A surprisingly great but sadly unseen and unjustly ignored film, this is much more thoughtful, downbeat, contemplative and artistically-made than I was expecting. Being torn between his human existence and the afterlife, the protagonist faces the ultimate conflict as neither alternative is fully satisfying. Trying to do the right thing by his family provides few rewards and plenty of heartbreak and misery but having his basic needs (sex, shelter, food, friendship) met in the beyond at the cost of his individuality and philosophical nature leaves him feeling just as empty. Anyone torn between a passion not appreciated by much of society, whether that be a scholarly or artistic one, and being a "responsible adult" (making money) should be able to relate to this material and the main character. The opening credits being placed in front of shots of ants scurrying around is certainly not random.
Not only is the story smart and multi-layered, but this also comes through visually. It's creatively directed, with good camerawork, interesting camera angles, nightmarish sound design and slow motion and foggy lens applied to one memorable sequence. Excellent use is also made of its natural, desolate environment. There are vast, empty fields, old stone buildings and many shots of characters and things cast in shadow against the horizon. The cast consists almost entirely of unknowns (except for the prolific Miao) though everyone acquits themselves well enough but this is an especially noteworthy accomplishment for director Wang, who also wrote, edited, shot and did the great score.
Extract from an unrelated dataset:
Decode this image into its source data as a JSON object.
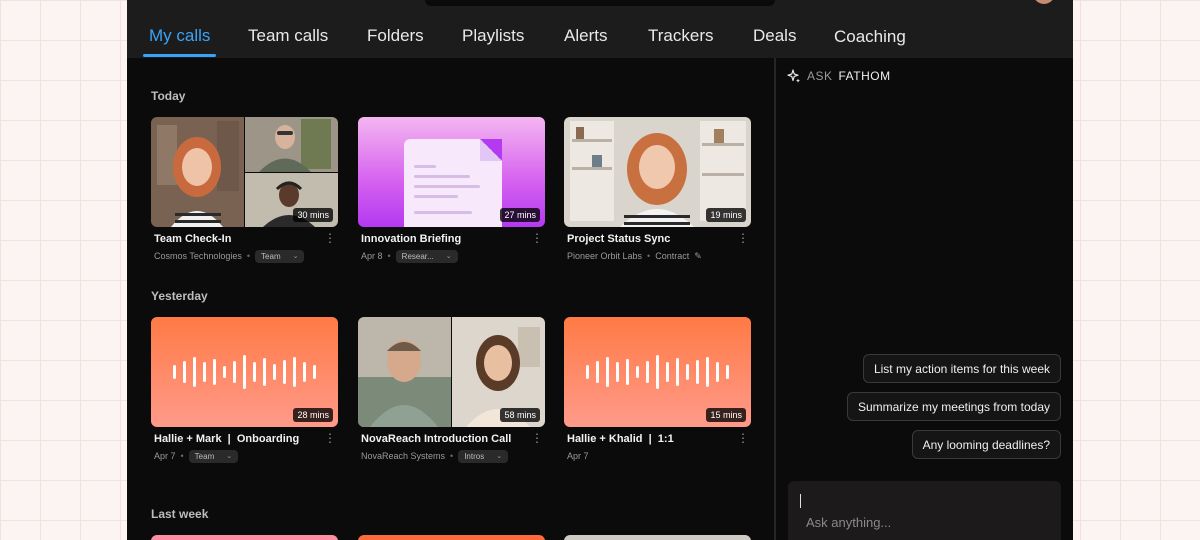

This was nominated for four awards at the Golden Horse Film Festival (the main national film award of Taiwan), including Best Cinematography, Best Art Direction, Best Film Score and Best Picture. Amusingly, Wang ended up winning an award at the same ceremony for Best Director, but not for this film. His The Legend of Six Dynasty (1979) won him the award and was also nominated for Best Film, Score and Screenplay. There were VCD and DVD releases through Joy Sales. For the record, there are better quality prints of this out there than what I viewed.